Sports historian and author Ralph Hickok of www.hickoksports.com sometimes meanders on about current happenings in sports and sometimes looks back in languor.

Thursday, August 25, 2005

Franco Is the Answer to a Lot of Questions
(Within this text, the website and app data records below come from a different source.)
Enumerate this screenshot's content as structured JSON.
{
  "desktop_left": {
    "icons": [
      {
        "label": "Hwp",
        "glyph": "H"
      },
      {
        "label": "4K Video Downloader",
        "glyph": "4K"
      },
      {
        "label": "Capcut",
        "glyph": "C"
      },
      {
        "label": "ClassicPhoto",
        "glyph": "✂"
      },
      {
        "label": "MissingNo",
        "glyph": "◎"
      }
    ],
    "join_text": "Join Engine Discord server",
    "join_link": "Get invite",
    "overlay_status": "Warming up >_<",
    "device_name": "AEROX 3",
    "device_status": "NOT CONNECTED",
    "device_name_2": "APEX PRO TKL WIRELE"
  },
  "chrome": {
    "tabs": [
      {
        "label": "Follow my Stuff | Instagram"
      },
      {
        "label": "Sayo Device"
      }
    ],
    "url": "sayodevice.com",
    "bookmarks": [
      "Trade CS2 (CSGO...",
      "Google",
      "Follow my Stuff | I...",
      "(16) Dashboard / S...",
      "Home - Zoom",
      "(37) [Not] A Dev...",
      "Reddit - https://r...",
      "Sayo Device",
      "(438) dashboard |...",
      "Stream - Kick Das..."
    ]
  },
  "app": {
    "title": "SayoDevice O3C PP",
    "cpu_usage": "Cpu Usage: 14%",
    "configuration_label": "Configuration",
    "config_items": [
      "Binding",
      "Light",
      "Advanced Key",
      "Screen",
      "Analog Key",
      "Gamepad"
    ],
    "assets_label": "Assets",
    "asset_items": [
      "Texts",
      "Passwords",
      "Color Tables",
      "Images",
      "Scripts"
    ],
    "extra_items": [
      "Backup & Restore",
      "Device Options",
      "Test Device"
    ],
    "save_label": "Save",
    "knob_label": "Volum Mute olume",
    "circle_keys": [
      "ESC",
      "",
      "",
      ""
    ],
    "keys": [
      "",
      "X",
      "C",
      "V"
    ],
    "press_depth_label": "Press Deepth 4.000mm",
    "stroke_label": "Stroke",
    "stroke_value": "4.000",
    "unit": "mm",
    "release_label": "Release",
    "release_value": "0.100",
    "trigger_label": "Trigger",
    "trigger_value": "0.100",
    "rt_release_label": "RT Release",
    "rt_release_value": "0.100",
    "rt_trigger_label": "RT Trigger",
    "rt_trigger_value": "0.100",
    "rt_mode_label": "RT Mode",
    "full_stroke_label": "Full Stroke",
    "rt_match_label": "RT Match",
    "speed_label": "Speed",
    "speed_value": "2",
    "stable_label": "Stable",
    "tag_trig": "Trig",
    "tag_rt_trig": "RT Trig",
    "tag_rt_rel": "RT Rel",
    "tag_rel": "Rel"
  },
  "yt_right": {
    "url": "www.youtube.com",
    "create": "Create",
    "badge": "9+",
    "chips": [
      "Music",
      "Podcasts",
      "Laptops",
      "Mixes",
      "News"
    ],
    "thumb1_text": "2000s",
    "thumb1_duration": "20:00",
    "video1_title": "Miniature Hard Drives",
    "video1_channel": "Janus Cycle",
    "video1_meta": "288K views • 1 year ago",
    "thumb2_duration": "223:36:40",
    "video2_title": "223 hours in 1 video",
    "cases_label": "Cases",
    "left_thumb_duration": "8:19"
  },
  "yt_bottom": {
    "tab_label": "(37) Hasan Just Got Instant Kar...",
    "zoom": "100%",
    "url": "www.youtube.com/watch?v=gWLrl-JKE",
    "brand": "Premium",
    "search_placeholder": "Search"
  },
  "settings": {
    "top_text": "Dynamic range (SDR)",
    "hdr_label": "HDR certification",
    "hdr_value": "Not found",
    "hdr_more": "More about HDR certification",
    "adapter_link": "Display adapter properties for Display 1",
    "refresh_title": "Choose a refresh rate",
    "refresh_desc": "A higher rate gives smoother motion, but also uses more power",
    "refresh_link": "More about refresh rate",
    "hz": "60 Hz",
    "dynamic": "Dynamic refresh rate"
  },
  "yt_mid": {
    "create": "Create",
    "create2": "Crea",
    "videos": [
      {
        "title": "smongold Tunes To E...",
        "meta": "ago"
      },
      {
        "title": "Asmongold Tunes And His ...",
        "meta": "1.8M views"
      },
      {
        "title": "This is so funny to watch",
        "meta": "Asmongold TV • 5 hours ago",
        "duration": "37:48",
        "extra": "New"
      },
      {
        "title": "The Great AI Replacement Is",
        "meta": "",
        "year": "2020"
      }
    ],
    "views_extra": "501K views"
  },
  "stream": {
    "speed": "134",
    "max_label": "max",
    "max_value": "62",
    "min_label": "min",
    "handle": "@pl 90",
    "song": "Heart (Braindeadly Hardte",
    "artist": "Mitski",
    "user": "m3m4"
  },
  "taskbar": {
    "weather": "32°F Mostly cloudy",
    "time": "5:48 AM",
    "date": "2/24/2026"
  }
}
If the trivia question begins, "Oldest major-league player to," the answer is probably Julio Franco. (Provided it's not a question about pitching, that is.)
Franco turned 47 Tuesday. When he broke into the major leagues with the Phillies in 1982, among his teammates were Steve Carlton, Pete Rose, and Gary Matthews. Carlton has been in the Hall of Fame for 11 years and Rose has been wishing he were there for even longer. Gary Matthews Jr. is in his seventh season as a major-leaguer.
Franco has been traded twice. The eight other players involved in those trades have been out of baseball for 10 years or more.
So far this season, he's appeared in 85 games for the Atlanta Braves and he's hitting .292. That's 23 points better than Gary Matthews Jr.
He's the oldest starting position player in MLB history. He's the oldest player to get more than 50 hits in a season, the oldest to hit a grand slam home run, the oldest to hit a homer as a pinch-hitter, the oldest to hit more than home run in a game, and the oldest to have two stolen bases in a game.
If he hits another home run this season, he will become the oldest player to have 10 home runs in a season, as well as the oldest major-league player ever to hit one at all. The record is currently held by Jack Quinn, a pitcher who hit a home run four days before his 47th birthday.
Franco says he wants to play until he's 50. If he does, he'll have a shot at breaking another of Quinn's records: oldest player to appear in a World Series game. Of course, he'll need a little help from his teammates to break that one.